just a thought.

oh, and you couldn't pay me enough to let someone throw wadded up paper at me while i'm trying to remember lines, remember blocking, pay attention to my castmates, and not fall off the stage. i think you get EITHER art OR outrageous audience interaction. not that art has to be staid--but modern audiences don't have a vocabulary for interaction that extends beyond talking back to the movie screen. if we want to survive, maybe we have to go the outrageous interaction route--but let's not fool ourselves into thinking that an audience having a good time is somehow art. we've all seen enough bad theatre to know that cast+audience=/art.

the key--and it will be difficult--is to find works that intrigue the artists, engage the audience, and are financially feasible. sometimes's that's Shakespeare, sometime's it's not. but if we're just throwing tomatoes at the stage, all of those actors and directors and designers and producers who really care about the theatre, who HAVE committed to poverty because this is an important avenue of self-expression that they believe actually BETTERS the world around them--all of the Heather Haneys*--well... we'll all leave. let the schlock companies have it. but the result will be THEATAH: THE MUSICAL.

Allyson Harkey
Pinky Swear Productions
*i do not speak for Heather Haney

Thomas Wood said...

Heather Haney *is* awesome speaking in Iambic Pentameter!

Kevin said...

i think that the only way this "boors' night out" actually works is to create a play that utilizes it.

audiences today aren't going to enjoy throwing shit at a cast while they try to continue a show (and allyson nails the reason). but audiences COULD be encouraged to do this in a show where that's anticipated, and actors are free to adlib. but doing this during a tennessee williams play? really?

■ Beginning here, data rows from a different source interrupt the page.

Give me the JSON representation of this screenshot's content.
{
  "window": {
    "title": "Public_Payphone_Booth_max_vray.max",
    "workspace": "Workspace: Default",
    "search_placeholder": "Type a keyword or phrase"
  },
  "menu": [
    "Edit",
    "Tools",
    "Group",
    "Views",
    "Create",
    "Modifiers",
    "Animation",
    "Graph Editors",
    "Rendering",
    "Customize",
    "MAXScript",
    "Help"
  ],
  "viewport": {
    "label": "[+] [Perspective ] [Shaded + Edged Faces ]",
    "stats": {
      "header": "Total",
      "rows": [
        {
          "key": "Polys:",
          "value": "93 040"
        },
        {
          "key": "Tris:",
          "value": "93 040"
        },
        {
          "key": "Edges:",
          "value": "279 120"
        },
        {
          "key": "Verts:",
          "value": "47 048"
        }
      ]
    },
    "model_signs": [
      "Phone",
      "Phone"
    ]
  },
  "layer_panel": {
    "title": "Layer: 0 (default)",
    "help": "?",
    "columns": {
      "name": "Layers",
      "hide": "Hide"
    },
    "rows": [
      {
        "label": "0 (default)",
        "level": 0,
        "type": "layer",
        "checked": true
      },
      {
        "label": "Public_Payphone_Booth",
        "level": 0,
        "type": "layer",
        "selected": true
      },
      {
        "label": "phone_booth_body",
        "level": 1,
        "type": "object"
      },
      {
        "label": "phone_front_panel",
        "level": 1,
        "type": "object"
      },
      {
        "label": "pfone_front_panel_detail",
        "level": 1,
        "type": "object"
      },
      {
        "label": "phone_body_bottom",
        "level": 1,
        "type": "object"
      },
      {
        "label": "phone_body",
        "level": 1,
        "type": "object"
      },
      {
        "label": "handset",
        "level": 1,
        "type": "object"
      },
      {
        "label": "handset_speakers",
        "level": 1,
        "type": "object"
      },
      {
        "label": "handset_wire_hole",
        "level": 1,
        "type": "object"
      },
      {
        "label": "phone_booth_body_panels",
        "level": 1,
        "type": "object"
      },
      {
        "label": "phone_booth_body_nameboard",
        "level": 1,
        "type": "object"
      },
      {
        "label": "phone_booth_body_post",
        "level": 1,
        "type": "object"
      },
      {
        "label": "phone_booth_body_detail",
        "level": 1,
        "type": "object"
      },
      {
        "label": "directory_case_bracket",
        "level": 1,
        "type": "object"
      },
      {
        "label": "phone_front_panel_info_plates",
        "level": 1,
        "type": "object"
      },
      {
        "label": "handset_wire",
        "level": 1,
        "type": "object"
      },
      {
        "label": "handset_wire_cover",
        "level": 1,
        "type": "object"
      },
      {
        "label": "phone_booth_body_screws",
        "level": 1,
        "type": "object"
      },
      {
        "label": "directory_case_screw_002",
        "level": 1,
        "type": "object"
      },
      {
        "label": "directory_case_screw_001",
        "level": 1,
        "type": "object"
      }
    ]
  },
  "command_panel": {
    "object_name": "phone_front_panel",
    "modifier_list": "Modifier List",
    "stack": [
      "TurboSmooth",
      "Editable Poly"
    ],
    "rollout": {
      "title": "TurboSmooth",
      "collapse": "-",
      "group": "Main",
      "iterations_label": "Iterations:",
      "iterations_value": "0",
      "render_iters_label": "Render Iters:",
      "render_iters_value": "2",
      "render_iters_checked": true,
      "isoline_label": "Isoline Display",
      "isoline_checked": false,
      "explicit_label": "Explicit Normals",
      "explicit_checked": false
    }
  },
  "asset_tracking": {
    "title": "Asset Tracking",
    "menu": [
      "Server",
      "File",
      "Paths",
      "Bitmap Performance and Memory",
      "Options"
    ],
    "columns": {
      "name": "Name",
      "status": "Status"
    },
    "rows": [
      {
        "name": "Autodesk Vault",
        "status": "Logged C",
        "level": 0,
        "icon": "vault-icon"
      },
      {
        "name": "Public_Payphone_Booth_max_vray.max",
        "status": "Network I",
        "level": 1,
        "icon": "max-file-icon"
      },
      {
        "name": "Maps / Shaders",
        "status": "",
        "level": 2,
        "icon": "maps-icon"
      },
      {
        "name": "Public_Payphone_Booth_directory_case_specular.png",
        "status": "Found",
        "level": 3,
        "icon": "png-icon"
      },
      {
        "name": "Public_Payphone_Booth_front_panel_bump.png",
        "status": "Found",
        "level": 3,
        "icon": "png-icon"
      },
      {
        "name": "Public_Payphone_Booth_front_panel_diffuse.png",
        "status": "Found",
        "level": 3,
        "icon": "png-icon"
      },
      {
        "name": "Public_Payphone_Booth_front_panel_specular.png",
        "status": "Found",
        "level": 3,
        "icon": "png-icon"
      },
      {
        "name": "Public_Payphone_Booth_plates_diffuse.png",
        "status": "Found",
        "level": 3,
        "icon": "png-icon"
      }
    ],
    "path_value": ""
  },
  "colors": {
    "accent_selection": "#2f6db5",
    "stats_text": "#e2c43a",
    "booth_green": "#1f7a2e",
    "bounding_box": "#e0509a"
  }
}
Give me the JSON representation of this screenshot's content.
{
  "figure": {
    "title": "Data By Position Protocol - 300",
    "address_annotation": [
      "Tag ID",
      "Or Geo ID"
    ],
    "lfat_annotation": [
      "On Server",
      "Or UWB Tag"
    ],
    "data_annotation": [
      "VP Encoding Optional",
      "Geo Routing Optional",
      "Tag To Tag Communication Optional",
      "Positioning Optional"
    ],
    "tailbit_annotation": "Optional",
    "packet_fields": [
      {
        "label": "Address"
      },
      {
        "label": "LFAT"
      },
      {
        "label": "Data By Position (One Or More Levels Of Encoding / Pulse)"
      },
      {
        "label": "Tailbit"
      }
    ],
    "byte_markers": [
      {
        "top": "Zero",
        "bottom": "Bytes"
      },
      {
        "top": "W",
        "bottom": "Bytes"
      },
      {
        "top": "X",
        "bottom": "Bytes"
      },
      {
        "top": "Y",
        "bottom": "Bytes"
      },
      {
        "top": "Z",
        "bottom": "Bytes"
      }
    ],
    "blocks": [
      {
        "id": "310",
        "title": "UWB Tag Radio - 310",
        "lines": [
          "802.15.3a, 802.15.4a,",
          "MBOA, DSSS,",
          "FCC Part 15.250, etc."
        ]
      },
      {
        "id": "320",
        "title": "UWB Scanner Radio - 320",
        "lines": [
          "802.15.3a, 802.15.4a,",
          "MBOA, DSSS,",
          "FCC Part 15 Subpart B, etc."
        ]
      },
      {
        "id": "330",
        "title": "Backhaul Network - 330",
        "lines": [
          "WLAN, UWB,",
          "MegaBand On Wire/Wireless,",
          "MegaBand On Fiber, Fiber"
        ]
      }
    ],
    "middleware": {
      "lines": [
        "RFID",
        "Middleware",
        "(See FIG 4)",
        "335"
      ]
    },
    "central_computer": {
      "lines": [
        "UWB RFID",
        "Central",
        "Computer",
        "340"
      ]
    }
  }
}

"Girls that aren't cut out for business careers usually wind up married to some nice man."


i'd bet six dollars that we see this at a fringe show next year.